## Problem description:
Wherever the string "name" appears in the listing, copy that line.

## Recorded data:
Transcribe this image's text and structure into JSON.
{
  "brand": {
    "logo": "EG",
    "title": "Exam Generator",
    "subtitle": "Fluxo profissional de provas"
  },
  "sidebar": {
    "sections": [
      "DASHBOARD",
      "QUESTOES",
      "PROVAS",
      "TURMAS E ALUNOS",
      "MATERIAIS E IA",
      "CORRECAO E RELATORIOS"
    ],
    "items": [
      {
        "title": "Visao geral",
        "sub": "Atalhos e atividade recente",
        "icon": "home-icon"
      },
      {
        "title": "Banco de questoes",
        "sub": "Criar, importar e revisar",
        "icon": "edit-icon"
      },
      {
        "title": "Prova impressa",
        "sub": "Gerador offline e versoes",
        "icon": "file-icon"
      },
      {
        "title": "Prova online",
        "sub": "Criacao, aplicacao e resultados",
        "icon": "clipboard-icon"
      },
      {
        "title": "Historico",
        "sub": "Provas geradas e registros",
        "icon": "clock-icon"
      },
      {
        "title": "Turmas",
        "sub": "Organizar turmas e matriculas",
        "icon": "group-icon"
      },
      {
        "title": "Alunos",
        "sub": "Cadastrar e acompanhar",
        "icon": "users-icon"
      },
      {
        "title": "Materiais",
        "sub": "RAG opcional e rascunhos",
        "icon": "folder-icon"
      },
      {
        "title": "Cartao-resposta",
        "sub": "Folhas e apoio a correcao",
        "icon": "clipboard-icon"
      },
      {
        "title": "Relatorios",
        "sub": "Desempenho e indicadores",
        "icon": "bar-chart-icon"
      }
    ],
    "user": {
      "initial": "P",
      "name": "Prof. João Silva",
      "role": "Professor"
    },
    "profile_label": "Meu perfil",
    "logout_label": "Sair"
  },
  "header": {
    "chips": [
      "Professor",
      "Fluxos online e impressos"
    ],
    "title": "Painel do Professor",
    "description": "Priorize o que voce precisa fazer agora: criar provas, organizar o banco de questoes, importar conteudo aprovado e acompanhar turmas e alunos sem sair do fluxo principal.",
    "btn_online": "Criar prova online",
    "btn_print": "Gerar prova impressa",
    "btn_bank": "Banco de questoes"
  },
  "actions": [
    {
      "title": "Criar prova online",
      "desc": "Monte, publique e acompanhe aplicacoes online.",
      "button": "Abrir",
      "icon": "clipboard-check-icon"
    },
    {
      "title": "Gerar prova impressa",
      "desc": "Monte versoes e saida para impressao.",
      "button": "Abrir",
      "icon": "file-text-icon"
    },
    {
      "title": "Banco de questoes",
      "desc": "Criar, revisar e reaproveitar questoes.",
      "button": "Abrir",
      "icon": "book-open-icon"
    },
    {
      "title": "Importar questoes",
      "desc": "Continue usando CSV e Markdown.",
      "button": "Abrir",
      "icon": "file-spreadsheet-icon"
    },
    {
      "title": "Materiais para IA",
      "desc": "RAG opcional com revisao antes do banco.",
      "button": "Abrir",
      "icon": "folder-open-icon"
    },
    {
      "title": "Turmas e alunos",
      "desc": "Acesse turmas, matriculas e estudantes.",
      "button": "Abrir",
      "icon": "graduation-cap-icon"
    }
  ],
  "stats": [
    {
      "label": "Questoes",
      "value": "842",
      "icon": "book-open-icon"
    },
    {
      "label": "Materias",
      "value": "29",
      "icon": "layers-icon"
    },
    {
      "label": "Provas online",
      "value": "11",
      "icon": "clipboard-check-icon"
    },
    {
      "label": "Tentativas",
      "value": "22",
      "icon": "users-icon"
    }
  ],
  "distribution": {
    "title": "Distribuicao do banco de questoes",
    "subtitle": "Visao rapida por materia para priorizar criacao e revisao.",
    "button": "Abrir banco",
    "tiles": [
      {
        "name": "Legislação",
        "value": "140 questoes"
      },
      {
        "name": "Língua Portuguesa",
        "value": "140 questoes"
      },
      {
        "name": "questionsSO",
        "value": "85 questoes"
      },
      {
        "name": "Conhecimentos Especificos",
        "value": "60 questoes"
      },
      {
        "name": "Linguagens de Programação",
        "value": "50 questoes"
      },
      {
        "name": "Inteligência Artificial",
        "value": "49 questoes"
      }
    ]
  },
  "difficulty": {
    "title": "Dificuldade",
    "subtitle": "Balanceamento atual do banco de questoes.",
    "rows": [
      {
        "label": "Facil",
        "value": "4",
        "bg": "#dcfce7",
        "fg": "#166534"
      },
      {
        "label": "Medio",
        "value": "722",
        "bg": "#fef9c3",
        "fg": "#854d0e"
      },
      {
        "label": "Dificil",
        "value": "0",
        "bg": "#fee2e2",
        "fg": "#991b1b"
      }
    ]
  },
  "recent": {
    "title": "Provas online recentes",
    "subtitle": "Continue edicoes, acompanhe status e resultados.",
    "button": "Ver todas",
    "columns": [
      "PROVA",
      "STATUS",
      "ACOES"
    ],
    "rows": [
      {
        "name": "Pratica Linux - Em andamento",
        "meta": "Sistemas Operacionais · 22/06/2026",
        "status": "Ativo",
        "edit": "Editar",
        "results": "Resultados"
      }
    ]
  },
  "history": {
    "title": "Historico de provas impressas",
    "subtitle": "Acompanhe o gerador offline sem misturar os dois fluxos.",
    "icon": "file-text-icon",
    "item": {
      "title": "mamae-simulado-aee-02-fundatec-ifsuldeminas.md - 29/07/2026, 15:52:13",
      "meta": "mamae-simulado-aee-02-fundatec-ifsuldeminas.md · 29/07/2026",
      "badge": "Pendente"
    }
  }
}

## Task result:
      "name": "Prof. João Silva",
        "name": "Legislação",
        "name": "Língua Portuguesa",
        "name": "questionsSO",
        "name": "Conhecimentos Especificos",
        "name": "Linguagens de Programação",
        "name": "Inteligência Artificial",
        "name": "Pratica Linux - Em andamento",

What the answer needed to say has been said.